contextualization is a hot-word for all persons dealing with cross-cultural issues/ministry/work: how far can i go along with the locals’ culture and practice without being unbiblical?
this ends up voiced in questions like:
is this local practice “just for fun” or “out of a religious/unbiblical belief”? is the unbiblical belief an archaic basis for something or some idea that is no longer understood (like the reality that more foreigners seem to know the “meaning” of the common greeting “namaste” than the locals in the hindi-speaking world, who are just simply saying “what’s up.”)
is the it up to me to tell the local believers that a certain belief from their background is unbiblical, or should they figure that out over time, study, etc.?
do i drink with the locals, believers or unbelievers, as this is an everymeal-everyday practice? do i “sip a brew” with them casually or discriminate for only “special occassions”?
should i “blend in” enough to confuse the locals as to my relationship with God (i.e. am i a christian or a hindu or whatever)?
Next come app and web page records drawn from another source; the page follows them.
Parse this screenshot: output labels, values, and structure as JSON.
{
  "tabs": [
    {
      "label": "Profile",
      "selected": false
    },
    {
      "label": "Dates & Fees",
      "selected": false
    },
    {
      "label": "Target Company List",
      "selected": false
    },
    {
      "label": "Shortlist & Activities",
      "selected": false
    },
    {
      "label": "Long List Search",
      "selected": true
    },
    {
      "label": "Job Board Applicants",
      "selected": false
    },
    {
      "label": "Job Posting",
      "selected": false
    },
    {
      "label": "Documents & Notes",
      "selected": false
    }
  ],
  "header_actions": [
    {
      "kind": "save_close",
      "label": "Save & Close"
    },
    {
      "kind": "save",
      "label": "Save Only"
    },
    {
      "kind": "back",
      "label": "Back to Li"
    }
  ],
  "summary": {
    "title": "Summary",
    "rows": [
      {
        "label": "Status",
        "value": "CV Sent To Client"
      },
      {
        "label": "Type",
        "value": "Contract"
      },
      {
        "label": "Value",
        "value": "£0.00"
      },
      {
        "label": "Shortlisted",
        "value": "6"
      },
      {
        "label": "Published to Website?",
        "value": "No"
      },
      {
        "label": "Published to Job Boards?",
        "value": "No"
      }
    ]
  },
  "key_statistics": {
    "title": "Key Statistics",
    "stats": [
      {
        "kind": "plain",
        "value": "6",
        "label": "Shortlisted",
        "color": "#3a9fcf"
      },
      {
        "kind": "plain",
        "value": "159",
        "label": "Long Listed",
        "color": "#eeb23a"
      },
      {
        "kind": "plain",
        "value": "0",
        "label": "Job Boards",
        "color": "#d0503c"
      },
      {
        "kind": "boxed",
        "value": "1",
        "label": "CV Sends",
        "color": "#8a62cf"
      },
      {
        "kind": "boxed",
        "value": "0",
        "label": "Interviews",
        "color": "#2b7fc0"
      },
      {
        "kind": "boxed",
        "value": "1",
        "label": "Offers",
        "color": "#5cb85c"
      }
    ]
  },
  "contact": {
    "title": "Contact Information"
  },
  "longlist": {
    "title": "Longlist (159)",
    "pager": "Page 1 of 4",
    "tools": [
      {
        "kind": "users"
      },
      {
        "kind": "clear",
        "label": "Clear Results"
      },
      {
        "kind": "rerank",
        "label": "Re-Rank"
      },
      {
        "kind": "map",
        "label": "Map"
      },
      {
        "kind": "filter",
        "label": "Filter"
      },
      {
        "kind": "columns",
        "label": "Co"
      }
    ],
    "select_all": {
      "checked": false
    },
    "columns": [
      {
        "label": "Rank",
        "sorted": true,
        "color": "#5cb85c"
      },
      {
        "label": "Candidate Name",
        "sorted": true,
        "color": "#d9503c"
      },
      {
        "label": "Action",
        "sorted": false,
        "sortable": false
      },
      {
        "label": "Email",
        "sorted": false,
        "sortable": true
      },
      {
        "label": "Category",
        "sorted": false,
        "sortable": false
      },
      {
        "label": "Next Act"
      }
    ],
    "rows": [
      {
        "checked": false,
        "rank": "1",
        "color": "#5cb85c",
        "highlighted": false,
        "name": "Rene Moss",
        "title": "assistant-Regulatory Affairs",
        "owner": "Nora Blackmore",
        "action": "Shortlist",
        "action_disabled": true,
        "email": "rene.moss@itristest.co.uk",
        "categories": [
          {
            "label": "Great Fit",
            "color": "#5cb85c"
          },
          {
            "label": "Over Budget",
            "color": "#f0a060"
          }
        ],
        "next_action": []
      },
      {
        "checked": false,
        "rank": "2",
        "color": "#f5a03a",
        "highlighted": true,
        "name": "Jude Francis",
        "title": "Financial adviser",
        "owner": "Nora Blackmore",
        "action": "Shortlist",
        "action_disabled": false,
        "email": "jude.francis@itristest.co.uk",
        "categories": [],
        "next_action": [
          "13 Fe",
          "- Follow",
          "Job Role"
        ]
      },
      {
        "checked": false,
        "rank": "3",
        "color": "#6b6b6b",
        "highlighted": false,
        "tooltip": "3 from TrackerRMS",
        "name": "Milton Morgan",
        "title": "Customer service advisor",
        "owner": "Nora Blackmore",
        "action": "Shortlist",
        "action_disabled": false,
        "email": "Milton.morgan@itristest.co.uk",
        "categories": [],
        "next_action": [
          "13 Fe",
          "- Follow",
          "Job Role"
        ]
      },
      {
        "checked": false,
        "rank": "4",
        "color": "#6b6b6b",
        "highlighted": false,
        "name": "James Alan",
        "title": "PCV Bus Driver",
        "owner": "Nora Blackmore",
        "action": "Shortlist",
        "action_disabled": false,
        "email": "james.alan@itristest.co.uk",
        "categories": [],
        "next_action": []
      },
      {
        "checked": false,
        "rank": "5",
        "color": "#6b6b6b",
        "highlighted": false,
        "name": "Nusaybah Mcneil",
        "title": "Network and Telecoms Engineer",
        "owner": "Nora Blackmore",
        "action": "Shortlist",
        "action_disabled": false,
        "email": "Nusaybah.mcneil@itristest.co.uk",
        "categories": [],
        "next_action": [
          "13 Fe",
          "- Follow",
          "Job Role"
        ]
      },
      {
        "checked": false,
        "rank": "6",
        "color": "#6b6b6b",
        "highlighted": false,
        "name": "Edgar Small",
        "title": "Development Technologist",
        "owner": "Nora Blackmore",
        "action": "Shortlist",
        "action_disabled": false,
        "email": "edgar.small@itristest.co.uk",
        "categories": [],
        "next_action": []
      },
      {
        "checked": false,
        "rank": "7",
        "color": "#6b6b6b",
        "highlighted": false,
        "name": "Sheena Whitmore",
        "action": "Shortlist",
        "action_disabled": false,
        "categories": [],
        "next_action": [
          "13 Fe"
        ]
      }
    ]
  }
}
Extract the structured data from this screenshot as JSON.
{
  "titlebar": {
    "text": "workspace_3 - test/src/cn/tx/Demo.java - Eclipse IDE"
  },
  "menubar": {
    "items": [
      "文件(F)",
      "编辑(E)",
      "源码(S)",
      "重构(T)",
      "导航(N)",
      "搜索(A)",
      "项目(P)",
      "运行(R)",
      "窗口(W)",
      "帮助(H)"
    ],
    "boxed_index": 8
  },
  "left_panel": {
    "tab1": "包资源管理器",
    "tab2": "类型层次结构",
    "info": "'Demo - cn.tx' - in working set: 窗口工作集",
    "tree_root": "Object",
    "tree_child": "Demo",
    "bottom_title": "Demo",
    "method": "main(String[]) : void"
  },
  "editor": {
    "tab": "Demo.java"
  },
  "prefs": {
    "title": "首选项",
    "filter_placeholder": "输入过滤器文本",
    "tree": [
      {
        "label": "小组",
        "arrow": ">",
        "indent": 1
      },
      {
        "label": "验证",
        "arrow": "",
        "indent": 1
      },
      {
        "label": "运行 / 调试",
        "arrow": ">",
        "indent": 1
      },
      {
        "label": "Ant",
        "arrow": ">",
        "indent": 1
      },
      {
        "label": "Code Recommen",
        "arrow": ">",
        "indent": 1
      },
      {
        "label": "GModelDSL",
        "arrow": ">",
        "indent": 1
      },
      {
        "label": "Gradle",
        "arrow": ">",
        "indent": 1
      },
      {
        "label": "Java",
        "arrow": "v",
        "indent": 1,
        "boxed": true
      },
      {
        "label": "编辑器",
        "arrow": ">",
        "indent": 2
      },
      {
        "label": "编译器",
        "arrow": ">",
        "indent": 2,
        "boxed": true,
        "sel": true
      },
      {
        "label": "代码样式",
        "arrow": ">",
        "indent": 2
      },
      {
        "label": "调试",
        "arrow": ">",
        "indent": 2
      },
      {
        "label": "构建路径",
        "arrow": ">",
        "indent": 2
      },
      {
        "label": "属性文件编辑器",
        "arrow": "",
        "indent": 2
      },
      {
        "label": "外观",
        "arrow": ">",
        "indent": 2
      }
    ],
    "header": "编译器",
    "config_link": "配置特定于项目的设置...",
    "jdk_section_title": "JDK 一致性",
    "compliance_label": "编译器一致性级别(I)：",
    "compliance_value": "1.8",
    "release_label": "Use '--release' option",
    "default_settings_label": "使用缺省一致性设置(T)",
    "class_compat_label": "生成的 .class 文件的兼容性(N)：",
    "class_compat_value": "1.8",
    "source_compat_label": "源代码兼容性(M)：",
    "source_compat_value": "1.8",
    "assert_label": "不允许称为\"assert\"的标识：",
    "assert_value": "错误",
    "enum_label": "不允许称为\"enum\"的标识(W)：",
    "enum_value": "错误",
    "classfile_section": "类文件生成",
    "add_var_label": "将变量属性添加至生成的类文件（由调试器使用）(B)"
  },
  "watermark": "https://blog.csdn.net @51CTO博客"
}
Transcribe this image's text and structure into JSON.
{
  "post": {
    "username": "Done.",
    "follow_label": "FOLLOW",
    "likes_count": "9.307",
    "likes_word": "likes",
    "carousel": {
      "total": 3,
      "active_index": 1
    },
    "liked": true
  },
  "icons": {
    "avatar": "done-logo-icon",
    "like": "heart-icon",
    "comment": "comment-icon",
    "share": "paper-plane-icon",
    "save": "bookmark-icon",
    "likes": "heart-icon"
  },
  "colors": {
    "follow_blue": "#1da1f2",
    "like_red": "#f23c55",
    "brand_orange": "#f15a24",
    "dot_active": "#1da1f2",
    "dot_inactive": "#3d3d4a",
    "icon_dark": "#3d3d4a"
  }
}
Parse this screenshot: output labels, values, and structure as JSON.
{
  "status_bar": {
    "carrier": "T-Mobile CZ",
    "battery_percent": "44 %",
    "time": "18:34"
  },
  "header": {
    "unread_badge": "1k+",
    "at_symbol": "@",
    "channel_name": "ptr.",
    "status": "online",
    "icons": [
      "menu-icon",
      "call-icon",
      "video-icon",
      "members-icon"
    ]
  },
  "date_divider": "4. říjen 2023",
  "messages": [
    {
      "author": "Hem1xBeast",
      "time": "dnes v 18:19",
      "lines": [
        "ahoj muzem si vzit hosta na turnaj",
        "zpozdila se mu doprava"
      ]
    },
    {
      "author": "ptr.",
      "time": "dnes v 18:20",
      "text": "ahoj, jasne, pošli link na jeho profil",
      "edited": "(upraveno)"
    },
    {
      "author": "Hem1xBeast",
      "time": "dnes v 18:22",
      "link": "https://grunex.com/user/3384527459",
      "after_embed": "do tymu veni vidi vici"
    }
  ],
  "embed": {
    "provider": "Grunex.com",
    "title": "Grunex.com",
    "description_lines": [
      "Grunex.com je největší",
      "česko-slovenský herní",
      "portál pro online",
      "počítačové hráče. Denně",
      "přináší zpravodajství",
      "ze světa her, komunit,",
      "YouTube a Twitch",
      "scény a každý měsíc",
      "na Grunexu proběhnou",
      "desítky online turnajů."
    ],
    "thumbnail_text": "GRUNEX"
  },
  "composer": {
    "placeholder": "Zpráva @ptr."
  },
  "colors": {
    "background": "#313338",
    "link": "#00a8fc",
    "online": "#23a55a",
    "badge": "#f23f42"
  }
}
does my fuzzing the boundaries, compromising-in-good-conscience, actually help me to engage the local people with the love of God? (if i do _______, will i have a few more minutes to share with them? if i [ignore/redefine/re-interpret some “grey area” issue], will i be able to then relevantly engage the people?) is it even ok for me to make such a judgment call on something that is God’s work and not mine?
does culturally appropriate trump or bend or re-interpret what is biblical?
this is exactly what i see paul dealing with in I corinthians 8-11:1, especially in regard to idolatry & sacrificial food eating: reality vs. perception; rights vs. purpose; freedom vs. God’s glory; permissible vs. beneficial:
“Everything is permissible”–but not everything is beneficial…follow the example of Christ.
“permissible” speaks to “legalism.” i mean really, if paul says it’s ok and “allowable” then where do we have a place to be judgmental and put boundaries on God’s grace?
“beneficial” speaks to “license.” it is wrong to apply the old adage: “it’s easier to ask forgiveness than to ask for permission.” we must always be on guard against causing our fellow brethren to stumble. what is much worse we must never become a stumbling block to the lost accepting the gospel! what comfort and enjoyment is worth causing a brother to sin or a lost person to have reason to reject the gospel? (so often we show ourselves to be the “weaker brother” by not being able to control/discipline ourselves and causing a weaker brother to stumble!)
like a youth pastor being seen by his students drinking or at a party (not getting drunk or perhaps hot even drinking at all). [or a pastor by his flock]
like a new(er) believer seeing his friend that brought him to the faith doing something that the newbie doesn’t yet understand as “ok/permissible.”
like a seminarian going to the bar with his coworkers after a long shift (whether he’s drinking or not, it’s the perspective of others that is the concern).
like a professor going out to the bars to just simply hangout with lost friends or to try to befriend and have an “entry strategy” for engaging the lost.
the legalist seems to act out of fear or ignorance in order to try to protect themselves or others.
the licensee seems to act out of no fear/no respect for holiness or judgment of themselves or others.
perhaps the goal of contextualization and/or dealing with the “grey-ish” issues should be for us to be self-aware of our own sinfulness/sinful-inclination and the reality of your own actions having much greater ramifications and a much greater audience than you realize (this can especially be seen in your kids).